If this sounds fun to you, The Barbarian Invasions will talk your ear off about it. Even if Arcand’s quaintly dated ideas on everything from chivalry to global conflict induce either yawning or vomiting in you, you might at least be entertained by a polemicist who loves to hear himself talk through the mouths of his characters. Arcand isn’t always smart or compelling, but most of his work contains bits of poetry to be sifted from the prosaic.

His new picture, nominated for an Academy Award in the foreign film category, is a sequel to his 1986 film The Decline of the American Empire, in which several college history teachers and their lovers bounced around Montreal in a soap opera for the French-Canadian upper class. Arcand said he never thought he would revisit these characters, so The Barbarian Invasions stands on its own as a chronicle of the slow death of Rémy (Rémy Girard), the “civil hedonist” at the center of the proceedings.

Rémy is the type of flawed hero who seems to push away friends and relatives with every new dalliance or change in his belief structure. But the free spirit has come down with terminal cancer, and he’s wondering how to wrap up his life. His ex-wife, who left because he kept having sex with women who weren’t her, phones his estranged son Sebastien (Stéphane Rousseau), a wealthy London banker who rushes to his father’s side for reasons he can’t articulate. Sebastien is the Alex P. Keaton to his baby-boomer father, and though Rémy believes his son’s job to be evil, he doesn’t complain much when Sebastien rescues him from the backups and bureaucracy of the Canadian health-care system by securing a private room in a busy hospital with a few well-placed bribes. Former lovers and students begin to trickle into Rémy’s room, and he is forced to face his past without a future—and being Rémy, he’s unafraid.

The most affecting parts of The Barbarian Invasions are about Rémy’s poor communication over the generation gap—peculiar for a man so in love with his own voice. Girard recognizes the broad, stereotypical nature of his character in both films, but he makes something human out of both renditions. Arcand has an excellent eye for the critical details that make good fiction, from the glances exchanged between Rémy and his former lovers to Rémy’s estranged daughter, who says her final goodbyes to her father remotely—she’s on a yacht circling the world, and she can’t be bothered to stop.

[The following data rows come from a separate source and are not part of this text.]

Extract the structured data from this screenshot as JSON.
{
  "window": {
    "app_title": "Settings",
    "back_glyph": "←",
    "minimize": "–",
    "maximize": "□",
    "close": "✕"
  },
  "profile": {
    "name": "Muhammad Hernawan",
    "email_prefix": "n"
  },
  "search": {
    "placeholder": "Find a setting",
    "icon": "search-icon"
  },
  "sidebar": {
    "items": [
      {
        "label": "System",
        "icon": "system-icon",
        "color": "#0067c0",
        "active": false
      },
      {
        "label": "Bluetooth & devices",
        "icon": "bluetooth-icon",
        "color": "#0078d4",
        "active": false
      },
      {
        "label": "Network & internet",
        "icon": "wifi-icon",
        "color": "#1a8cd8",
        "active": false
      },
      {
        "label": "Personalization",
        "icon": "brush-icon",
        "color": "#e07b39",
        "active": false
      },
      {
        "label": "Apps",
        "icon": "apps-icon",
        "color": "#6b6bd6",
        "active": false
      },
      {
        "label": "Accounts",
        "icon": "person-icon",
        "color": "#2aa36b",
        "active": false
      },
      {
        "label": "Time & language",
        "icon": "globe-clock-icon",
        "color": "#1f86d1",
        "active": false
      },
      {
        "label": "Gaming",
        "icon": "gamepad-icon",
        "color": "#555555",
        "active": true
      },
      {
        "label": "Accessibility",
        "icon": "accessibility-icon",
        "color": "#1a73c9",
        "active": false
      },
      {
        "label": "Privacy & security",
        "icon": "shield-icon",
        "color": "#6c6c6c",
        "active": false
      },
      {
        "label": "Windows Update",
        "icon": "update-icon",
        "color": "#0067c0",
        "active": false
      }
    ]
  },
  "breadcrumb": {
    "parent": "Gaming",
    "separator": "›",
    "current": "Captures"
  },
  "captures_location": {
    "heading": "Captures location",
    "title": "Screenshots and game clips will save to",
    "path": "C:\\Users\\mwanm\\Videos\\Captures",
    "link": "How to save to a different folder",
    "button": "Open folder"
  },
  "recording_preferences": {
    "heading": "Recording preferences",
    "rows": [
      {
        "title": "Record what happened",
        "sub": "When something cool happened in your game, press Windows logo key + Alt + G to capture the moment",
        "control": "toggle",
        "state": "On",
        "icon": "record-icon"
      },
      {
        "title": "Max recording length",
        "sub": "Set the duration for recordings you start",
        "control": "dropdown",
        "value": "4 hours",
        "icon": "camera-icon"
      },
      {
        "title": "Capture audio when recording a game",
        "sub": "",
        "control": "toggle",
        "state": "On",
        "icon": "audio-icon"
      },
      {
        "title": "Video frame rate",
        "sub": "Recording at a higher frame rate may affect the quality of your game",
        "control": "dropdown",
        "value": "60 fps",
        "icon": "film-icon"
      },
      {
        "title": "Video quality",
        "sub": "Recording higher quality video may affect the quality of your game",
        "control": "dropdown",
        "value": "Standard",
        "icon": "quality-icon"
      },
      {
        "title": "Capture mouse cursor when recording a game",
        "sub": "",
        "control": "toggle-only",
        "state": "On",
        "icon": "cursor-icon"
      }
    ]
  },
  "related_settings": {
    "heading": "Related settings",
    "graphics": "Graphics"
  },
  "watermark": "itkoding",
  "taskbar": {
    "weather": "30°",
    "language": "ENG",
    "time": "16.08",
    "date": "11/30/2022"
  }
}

In much the same manner as Gene Hackman’s patriarch in The Royal Tenenbaums, Rémy has been an inveterate jerk, but he only regrets letting down his kids.

But much of the film is talking, and after a while it’s as numbing as the heroin Sebastien scores from the daughter (Marie-Josée Croze, who won Best Actress at Cannes) of Rémy’s ex-girlfriend to ease his pain. Late in the film, Rémy and his friends gather at a cabin to discuss their lives; they’re amazed by the number of “isms” they’ve embraced and discarded over the years.

To adults of a certain social class and intellectual bent, good conversation is prized as dearly as good food, fine wine and 401(k) savings. If you’re one of these people, there are many good words well-spoken in The Barbarian Invasions. If not, you’ll still appreciate that Arcand has made a smart, stimulating film—even if it’s not as much fun as the lives his characters lived before they started talking about them.

THE BARBARIAN INVASIONS, HHH, Rémy Girard, Stéphane Rousseau, Marie- Josée Croze, Rated R

Pin It

About The Author

Greg Beacham

More by Greg Beacham

  • Resistible Farce

    Daniel Auteuil again loses something in translation in Après Vous.
    • Sep 6, 2007
  • Skin Flick

    The surface beauty of House of Flying Daggers is enough to make it spectacular.
    • Jun 11, 2007
  • Kind of a Drag

    Period cross-dressing comedy is no great Shakes(peare) in Triumph of Love.
    • Jun 11, 2007
  • More »

Latest in Film & TV

© 2021 Salt Lake City Weekly

Website powered by Foundation